Texas A&M needed only three days to replace R.C. Slocum with Dennis Franchione in December 2002, and Florida took just four days to see off Steve Spurrier and hire Ron Zook.
"I always knew if Steve left who I was going to talk to," Florida athletic director Jeremy Foley said. "I was going to talk to three people, and I was going to hire one of them."
Nebraska, on the other hand, is conducting one of the longest major-college football coaching search in recent times.
According to Broyles, Pederson violated a firing-and-hiring axiom when he dismissed Solich.
"I was taught that you don't make a change until you know who you're going to hire," Broyles said. "And you also have to make sure the new guy is better than the old guy."
But Broyles praised Pederson for having the integrity to wait until after most of the bowl games to start talking to candidates from the college ranks. Broyles last week held off Pederson's bid to lure away Nutt.
Gil Brandt, who works closely with colleges as an NFL scouting consultant, said he's surprised Nebraska is having so much difficulty finding a coach, given the program's tradition and resources.
"If Mike Zimmer turned down the job... it's hard for me to understand why anyone would not want to go from being a defensive coordinator in the National Football League to being head coach at Nebraska," Brandt said. "If these are all turn-downs, there must be something to it that we're not reading or seeing.

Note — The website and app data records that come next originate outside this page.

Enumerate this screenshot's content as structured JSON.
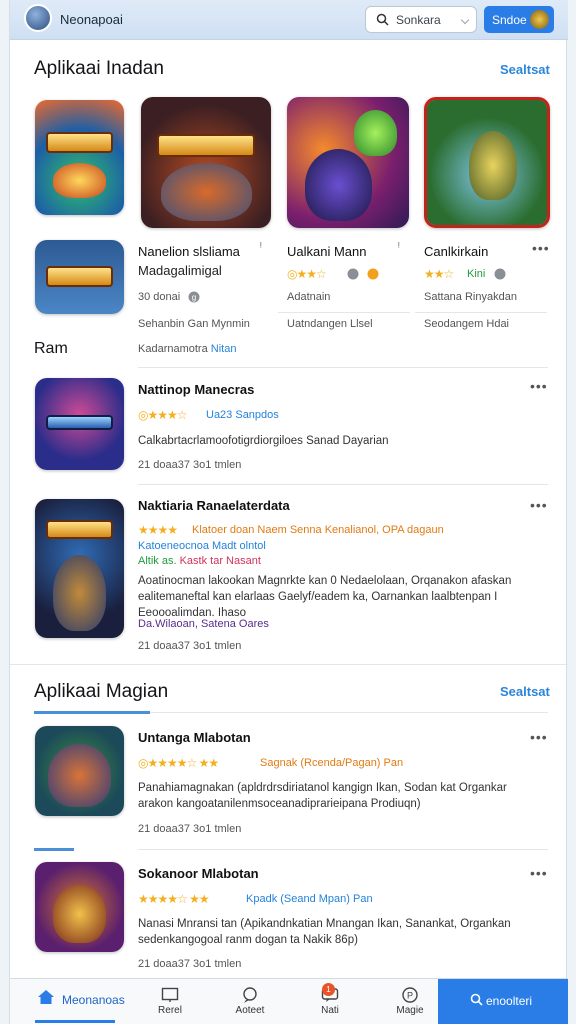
{
  "header": {
    "app_name": "Nеonapoai",
    "search_placeholder": "Sonkara",
    "action_label": "Sndoe"
  },
  "section1": {
    "title": "Aplikaai Inadan",
    "link": "Sealtsat",
    "row_label": "Ram",
    "row_sub": "Kadarnamotra",
    "row_sub_link": "Nitan",
    "cards": [
      {
        "title": "Nanelion slsliama",
        "subtitle": "Madagalimigal",
        "rating_text": "30 donai",
        "dev": "Sehanbin Gan Mynmin"
      },
      {
        "title": "Ualkani Mann",
        "rating_text": "Adatnain",
        "dev": "Uatndangen Llsel"
      },
      {
        "title": "Canlkirkain",
        "rating_text": "Kini",
        "dev": "Sattana Rinyakdan",
        "dev2": "Seodangem Hdai"
      }
    ]
  },
  "list1": [
    {
      "title": "Nattinop Manecras",
      "rating_text": "Ua23 Sanpdos",
      "desc": "Calkabrtacrlamoofotigrdiorgiloes Sanad Dayarian",
      "meta": "21 doaa37 3o1 tmlen"
    },
    {
      "title": "Naktiaria Ranaelaterdata",
      "rating_line": "Klatoer doan Naem  Senna Kenalianol, OPA dagaun",
      "tag1": "Katoeneocnoa Madt olntol",
      "tag2a": "Altik as.",
      "tag2b": "Kastk  tar Nasant",
      "desc": "Aoatinocman lakookan Magnrkte kan 0 Nedaelolaan, Orqanakon afaskan ealitemaneftal kan elarlaas Gaelyf/eadem ka, Oarnankan laalbtenpan I Eeoooalimdan. Ihaso",
      "link": "Da.Wilaoan, Satena Oares",
      "meta": "21 doaa37 3o1 tmlen"
    }
  ],
  "section2": {
    "title": "Aplikaai Magian",
    "link": "Sealtsat"
  },
  "list2": [
    {
      "title": "Untanga Mlabotan",
      "rating_text": "Sagnak (Rcenda/Pagan) Pan",
      "desc": "Panahiamagnakan (apldrdrsdiriatanol kangign Ikan, Sodan kat Organkar arakon kangoatanilenmsoceanadiprarieipana Prodiuqn)",
      "meta": "21 doaa37 3o1 tmlen"
    },
    {
      "title": "Sokanoor Mlabotan",
      "rating_text": "Kpadk (Seand Mpan) Pan",
      "desc": "Nanasi Mnransi tan (Apikandnkatian Mnangan Ikan, Sanankat, Organkan sedenkangogoal ranm dogan ta Nakik 86p)",
      "meta": "21 doaa37 3o1 tmlen"
    }
  ],
  "bottom_nav": {
    "home": "Meonanoas",
    "item2": "Rerel",
    "item3": "Aoteet",
    "item4": "Nati",
    "item4_badge": "1",
    "item5": "Magie",
    "cta": "enoolteri"
  }
}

"It's different if you're trying to get somebody to go to a school with lesser history, less money. To me, Nebraska is a very, very good job."

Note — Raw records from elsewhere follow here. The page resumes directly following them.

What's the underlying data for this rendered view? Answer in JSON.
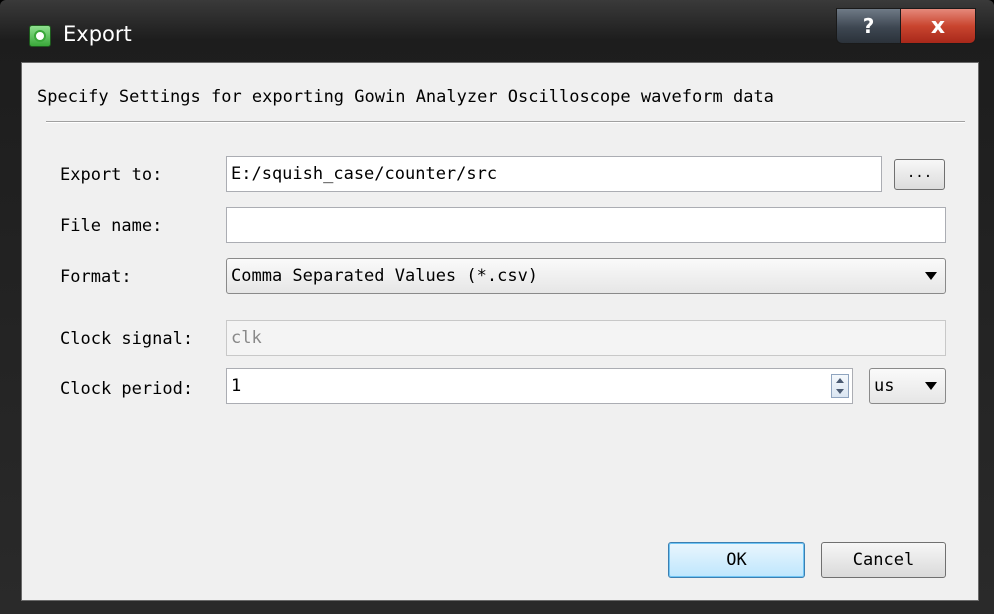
{
  "window": {
    "title": "Export",
    "help_glyph": "?",
    "close_glyph": "x",
    "app_icon": "gowin-app-icon"
  },
  "dialog": {
    "header": "Specify Settings for exporting Gowin Analyzer Oscilloscope waveform data",
    "export_to": {
      "label": "Export to:",
      "value": "E:/squish_case/counter/src",
      "browse_label": "..."
    },
    "file_name": {
      "label": "File name:",
      "value": ""
    },
    "format": {
      "label": "Format:",
      "selected": "Comma Separated Values (*.csv)"
    },
    "clock_signal": {
      "label": "Clock signal:",
      "value": "clk"
    },
    "clock_period": {
      "label": "Clock period:",
      "value": "1",
      "unit": "us"
    },
    "buttons": {
      "ok": "OK",
      "cancel": "Cancel"
    }
  }
}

Pederson said when the search started that the next coach would be expected to return Nebraska's program to elite status, meaning it should be competing for national championships regularly.
Brandt said such an expectation should not scare away quality candidates.
"My educated guess is that job is going to pay $1.5 million a year," Brandt said, "and if you're going to pay top dollar, top performance is expected."
Foley said Pederson needs to go about his search in his own way and not be concerned with the public's reaction.
"No matter who he hires, there will be somebody out there who wishes he had hired somebody else, or why he couldn't have done it quicker," Foley said. "It's just part of being in the chair.
"They got the right guy conducting the search. He's a quality AD, and he knows his sports, and he'll find Nebraska a quality coach."
Copyright 2004 by The Associated Press